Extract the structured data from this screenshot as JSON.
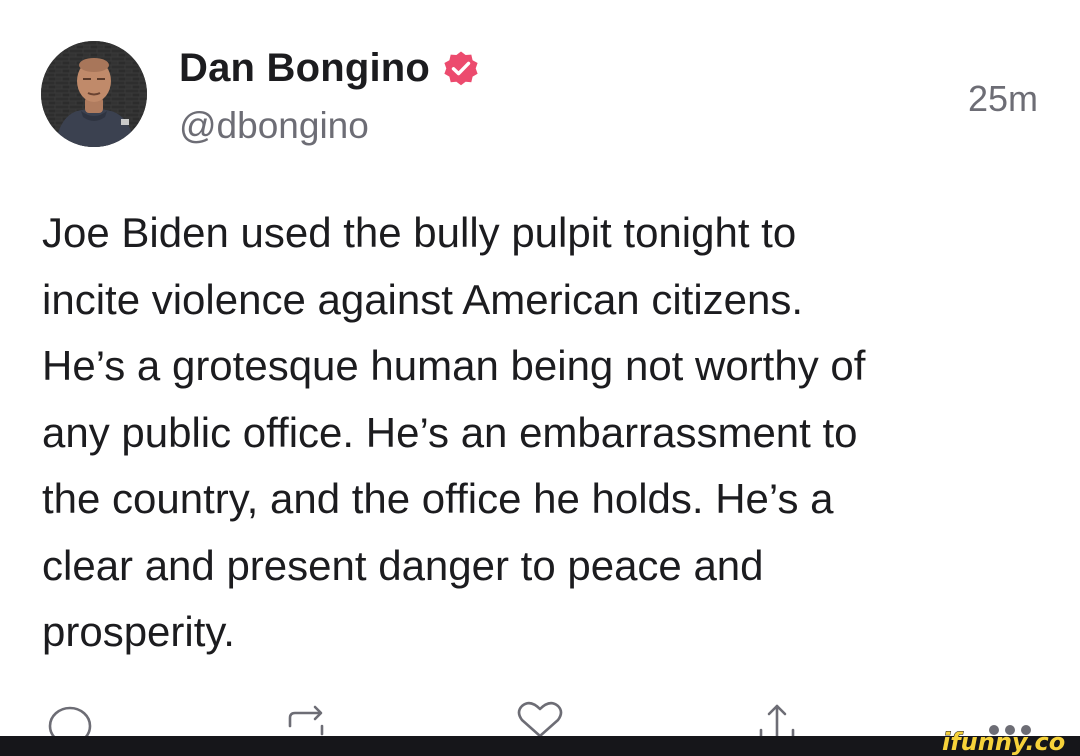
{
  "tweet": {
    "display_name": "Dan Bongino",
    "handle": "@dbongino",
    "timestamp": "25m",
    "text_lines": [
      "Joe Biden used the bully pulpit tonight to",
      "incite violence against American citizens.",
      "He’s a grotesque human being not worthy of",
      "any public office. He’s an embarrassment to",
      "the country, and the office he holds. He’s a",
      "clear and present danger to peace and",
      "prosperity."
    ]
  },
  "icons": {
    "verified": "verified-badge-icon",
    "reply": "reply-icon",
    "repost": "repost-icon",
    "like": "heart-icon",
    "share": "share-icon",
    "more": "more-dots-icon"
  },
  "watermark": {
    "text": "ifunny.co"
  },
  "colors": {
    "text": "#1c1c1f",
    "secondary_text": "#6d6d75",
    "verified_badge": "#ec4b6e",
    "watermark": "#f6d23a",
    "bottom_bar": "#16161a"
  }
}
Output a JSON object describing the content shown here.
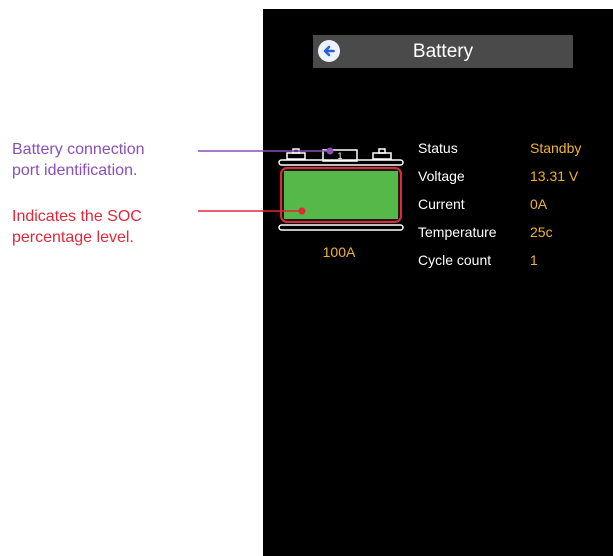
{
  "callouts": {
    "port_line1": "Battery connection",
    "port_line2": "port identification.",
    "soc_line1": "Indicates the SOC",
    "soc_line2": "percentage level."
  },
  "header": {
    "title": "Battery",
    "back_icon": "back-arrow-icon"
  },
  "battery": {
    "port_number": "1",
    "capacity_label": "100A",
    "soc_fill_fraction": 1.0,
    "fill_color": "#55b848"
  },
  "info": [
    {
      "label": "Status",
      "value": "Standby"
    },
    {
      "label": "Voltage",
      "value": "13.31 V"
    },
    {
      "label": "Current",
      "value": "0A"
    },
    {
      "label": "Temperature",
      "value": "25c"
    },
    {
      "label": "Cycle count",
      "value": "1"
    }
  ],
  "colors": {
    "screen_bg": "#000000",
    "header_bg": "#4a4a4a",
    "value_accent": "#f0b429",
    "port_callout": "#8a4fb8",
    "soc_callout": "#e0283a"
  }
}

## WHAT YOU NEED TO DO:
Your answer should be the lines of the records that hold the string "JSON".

## RESPONSE TO THE EXERCISE:
Extract the structured data from this screenshot as JSON.
Output a JSON object describing the content shown here.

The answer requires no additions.